Trump On Virus Response: “We Have Done A Job The Likes Of Which Nobody's Seen."
President Donald Trump said during Friday’s White House press briefing that his administration has “done a job the likes of which nobody's seen” in handling the coronavirus, which has now infected more than 100,000 Americans and resulted in more than 1,500 deaths.
Experts and laypersons alike will debate for years to come how well or how poorly Trump dealt with the crisis, but what is undeniable is the precious time lost as the president publicly downplayed the outbreak’s threat and failed to get testing underway.
Those initial failures — particularly the sluggish nature of the administration’s testing rollout, combined with faulty test kits and inadequate production — cannot be undone by any action taken today.
Those within the government whose consciences are not burdened by political considerations or electoral consequences have easily acknowledged those early failures — most notably Dr. Anthony Fauci, the director of the National Institute of Allergy and Infectious Diseases, who said to Congress of the testing issues: "That is a failing.

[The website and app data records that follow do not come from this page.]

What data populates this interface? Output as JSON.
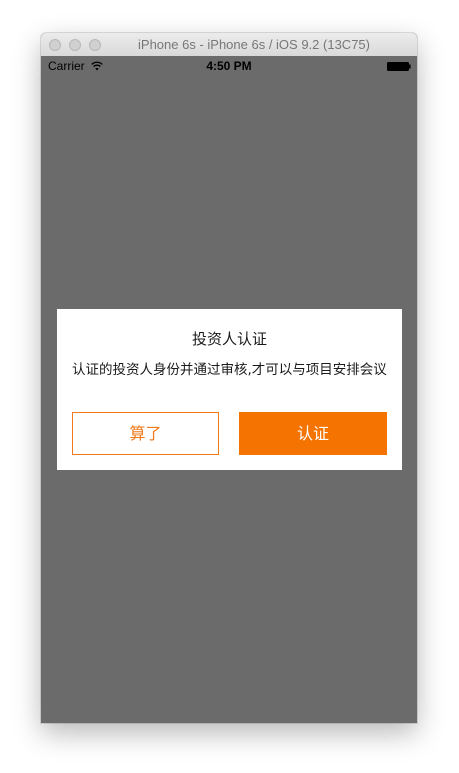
{
  "window": {
    "title": "iPhone 6s - iPhone 6s / iOS 9.2 (13C75)"
  },
  "status_bar": {
    "carrier": "Carrier",
    "time": "4:50 PM",
    "wifi_icon": "wifi-icon",
    "battery_icon": "battery-icon"
  },
  "dialog": {
    "title": "投资人认证",
    "message": "认证的投资人身份并通过审核,才可以与项目安排会议",
    "cancel_label": "算了",
    "confirm_label": "认证"
  },
  "colors": {
    "accent": "#f57300",
    "overlay": "#6b6b6b",
    "dialog_background": "#ffffff"
  }
}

Let's admit it."
But Trump cannot admit failure; he knows only boasting.
Earlier this week, the president bragged that the U.S. did as many tests in eight days as South Korea did in eight weeks, which was shown to be untrue. But he also omitted a tiny detail: South Korea moved immediately to widespread testing after discovering its first case and found greater success in containing the spread.
Fauci admitted this week that we still have no idea how many cases truly exist in parts of the country that seem relatively safe at first glance, which he said can catch states unaware and lead to serious outbreaks. Fifty-eight cases in North Dakota? Nobody knows for sure, because the testing still is not up to par.
But the failure goes beyond testing.
Even now, as cases in several hotspots, including New York and California, continue to rise and threaten to overwhelm local health systems, Trump is urging for a return to normalcy, at least for areas of the country where the spread appears slow — areas Fauci has admitted we just don’t know the true extent of the spread.
Trump’s vision, clouded by the upcoming election and an inability to put people before money, simply does not comport with doing “a job the likes of which nobody's seen.”
But this pandemic is one unlike any the world has seen in the last 100 years, Fauci said on Friday. Addressing it has involved learning “in real time.”
“This is truly an unprecedented situation that we’re going through,” he said, adding that he has “been through everything” in his decades-long career, “from the very beginning of the very uncertain days with HIV/AIDS.”
But the coronavirus pandemic is “something we have never seen before, at least in our generation,” Fauci continued. “And we’re really being challenged, to not only learn in real time, to be able to respond in a way that is helpful and effective, but we’re also in uncharted waters.”
Having to fashion that response under the likes of Trump also puts the U.S. in uncharted waters, and any “job the likes of which nobody’s seen” will happen in spite of and not because of him.